The pace of technological advancement means that the job landscape is undiscovered terrain. What we teach our children today could be taken over by machines tomorrow. So how can we best prepare our students for the world they will encounter?

In his New York Times column, David Brooks says the advantage will go to changemakers – “people who can see the patterns around them, identify the problems in any situation, figure out ways to solve the problem, organize fluid teams, lead collective action and then continually adapt as situations change… It doesn’t matter if you are working in the cafeteria or the inspection line of a plant, companies will now only hire people who can see problems and organize responses.”

How can we develop this capacity in children? Imagine a 12-year-old girl telling a parent about an interpersonal problem at school. “This is a big moment,” says Brooks. “You pause what you are doing and ask her if there’s anything she thinks she can do to solve the problem, not just for this situation but for the next time it happens, too. Very few kids take action to solve the first problem they see, but eventually they come back having conceived and owning an idea. They organize their friends and do something. The adult job now is to get out of the way. Put the kids in charge. Once a kid has had an idea, built a team, and changed her world, she’s a changemaker. She has the power. She’ll go on to organize more teams. She will always be needed.”

There are 2 key qualities of changemakers.

The first is cognitive empathy – the ability to perceive how people are feeling in evolving circumstances. Teaching children to think of others, to imagine how others are feeling is vitally important. For those who are slightly egotistical, cultivating kindness and empathy is still something worth investing in.

The second quality is agency – the belief that you can and must make a difference. Community service, giving to others, changing the status quo is fundamental to building agency. This is not the same as building self-esteem for it to stay within the self, but rather the notion that each and every one of us has something to give that will make a positive impact on others.

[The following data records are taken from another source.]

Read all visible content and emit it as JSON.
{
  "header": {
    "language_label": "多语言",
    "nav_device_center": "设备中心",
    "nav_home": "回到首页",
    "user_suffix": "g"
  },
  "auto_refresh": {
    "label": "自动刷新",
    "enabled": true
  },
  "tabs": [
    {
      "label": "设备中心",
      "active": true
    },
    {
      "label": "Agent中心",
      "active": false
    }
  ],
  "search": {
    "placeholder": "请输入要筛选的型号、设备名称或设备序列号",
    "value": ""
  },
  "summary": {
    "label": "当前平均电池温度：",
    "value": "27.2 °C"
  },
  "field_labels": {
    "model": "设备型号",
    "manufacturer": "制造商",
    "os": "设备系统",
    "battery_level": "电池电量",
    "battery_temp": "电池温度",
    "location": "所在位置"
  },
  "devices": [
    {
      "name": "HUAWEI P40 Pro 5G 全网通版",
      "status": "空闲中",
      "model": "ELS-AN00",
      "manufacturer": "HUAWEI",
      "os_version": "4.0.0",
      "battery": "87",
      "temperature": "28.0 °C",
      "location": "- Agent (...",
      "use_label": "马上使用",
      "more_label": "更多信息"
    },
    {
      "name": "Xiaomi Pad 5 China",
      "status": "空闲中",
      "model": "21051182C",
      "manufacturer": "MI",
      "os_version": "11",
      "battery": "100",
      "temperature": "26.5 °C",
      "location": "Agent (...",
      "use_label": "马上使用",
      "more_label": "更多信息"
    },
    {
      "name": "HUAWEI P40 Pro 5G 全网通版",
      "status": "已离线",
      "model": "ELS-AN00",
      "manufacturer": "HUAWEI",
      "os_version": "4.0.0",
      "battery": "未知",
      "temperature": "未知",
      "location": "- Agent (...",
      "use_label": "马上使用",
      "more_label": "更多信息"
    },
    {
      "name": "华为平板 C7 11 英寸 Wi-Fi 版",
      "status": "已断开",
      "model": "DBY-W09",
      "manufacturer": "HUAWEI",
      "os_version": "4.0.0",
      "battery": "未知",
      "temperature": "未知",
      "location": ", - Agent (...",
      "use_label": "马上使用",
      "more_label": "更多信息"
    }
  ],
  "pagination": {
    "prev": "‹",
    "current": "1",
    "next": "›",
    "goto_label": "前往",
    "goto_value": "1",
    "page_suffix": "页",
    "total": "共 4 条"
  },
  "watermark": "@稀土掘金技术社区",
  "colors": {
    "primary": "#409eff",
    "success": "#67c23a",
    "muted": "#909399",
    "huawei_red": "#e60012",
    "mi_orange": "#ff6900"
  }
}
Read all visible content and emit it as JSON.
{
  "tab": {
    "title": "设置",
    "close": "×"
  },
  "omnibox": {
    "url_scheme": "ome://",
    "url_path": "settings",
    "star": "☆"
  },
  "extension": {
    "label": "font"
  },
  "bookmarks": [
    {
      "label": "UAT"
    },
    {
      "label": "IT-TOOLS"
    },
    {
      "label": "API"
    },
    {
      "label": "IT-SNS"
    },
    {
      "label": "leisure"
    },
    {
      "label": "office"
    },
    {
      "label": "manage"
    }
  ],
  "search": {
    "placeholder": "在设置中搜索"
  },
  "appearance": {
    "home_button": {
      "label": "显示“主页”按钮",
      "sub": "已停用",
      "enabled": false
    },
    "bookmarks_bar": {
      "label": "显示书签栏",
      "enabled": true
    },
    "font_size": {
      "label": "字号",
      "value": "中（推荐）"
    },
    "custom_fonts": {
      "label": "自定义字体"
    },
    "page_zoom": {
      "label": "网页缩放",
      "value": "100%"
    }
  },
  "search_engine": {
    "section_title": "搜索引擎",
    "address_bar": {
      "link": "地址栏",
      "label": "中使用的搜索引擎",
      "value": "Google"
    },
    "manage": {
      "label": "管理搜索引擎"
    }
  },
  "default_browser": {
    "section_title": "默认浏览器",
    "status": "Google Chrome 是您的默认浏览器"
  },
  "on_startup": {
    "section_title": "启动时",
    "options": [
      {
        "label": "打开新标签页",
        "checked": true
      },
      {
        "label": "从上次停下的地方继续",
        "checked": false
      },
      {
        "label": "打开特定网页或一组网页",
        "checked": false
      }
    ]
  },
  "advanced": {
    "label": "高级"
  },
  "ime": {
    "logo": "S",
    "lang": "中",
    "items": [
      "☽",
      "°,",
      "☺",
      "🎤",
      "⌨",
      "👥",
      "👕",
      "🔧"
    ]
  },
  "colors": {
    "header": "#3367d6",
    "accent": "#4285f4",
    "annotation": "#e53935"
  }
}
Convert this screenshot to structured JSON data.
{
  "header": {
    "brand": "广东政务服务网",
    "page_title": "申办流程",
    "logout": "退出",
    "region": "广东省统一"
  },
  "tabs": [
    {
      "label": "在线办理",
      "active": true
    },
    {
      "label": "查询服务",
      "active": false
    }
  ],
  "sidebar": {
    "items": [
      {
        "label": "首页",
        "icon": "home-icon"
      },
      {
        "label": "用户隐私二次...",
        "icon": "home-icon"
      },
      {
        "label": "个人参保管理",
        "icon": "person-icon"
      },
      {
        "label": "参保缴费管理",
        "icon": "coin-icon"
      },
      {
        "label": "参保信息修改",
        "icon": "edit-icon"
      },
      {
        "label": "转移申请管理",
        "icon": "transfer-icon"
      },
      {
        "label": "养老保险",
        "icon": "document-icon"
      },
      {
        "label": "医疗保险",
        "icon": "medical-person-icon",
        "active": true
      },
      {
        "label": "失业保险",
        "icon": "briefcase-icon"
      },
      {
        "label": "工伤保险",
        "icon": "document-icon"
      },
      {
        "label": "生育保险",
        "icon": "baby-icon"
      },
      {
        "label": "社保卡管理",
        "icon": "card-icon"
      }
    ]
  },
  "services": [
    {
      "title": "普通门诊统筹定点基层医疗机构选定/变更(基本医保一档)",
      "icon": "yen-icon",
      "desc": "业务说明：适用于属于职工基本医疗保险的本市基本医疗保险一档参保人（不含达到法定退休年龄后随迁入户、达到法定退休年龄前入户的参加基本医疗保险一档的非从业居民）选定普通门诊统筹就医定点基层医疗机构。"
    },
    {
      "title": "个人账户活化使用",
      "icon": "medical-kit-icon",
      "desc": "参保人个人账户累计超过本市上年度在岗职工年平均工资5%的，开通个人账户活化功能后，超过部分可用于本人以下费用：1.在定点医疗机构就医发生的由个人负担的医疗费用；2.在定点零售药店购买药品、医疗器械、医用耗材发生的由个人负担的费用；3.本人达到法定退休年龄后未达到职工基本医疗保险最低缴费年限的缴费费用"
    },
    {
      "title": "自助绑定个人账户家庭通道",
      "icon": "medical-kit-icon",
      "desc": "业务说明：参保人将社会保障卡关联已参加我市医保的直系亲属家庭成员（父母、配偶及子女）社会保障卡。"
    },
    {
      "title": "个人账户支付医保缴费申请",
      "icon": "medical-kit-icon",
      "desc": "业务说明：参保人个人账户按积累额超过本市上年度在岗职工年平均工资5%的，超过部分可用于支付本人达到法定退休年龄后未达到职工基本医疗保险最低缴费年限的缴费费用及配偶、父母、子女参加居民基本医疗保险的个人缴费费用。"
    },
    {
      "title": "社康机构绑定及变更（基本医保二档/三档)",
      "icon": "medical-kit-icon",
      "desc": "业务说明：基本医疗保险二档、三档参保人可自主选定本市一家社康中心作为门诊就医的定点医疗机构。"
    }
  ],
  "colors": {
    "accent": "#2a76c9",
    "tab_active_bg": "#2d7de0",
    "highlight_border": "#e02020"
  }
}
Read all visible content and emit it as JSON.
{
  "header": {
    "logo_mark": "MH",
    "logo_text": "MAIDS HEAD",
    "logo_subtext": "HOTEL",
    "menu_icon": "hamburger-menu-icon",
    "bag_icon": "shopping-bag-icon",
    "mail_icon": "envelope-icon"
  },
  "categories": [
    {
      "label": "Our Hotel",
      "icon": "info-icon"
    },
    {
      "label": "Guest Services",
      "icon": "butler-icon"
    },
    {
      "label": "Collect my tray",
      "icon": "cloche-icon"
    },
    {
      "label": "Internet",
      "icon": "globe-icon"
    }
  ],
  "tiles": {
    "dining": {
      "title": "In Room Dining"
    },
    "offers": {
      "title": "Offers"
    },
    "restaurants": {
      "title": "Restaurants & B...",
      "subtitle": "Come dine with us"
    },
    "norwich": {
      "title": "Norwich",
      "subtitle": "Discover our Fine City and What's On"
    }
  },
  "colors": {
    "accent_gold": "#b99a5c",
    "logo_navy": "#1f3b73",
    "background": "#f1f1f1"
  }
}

So in order to prepare our children for an every changing world and to guide them through the uncertainty that comes, the best we can do is teach our children to think of others and do what they can to make our school, our community and our country a better place.

Shabbat Shalom

Shula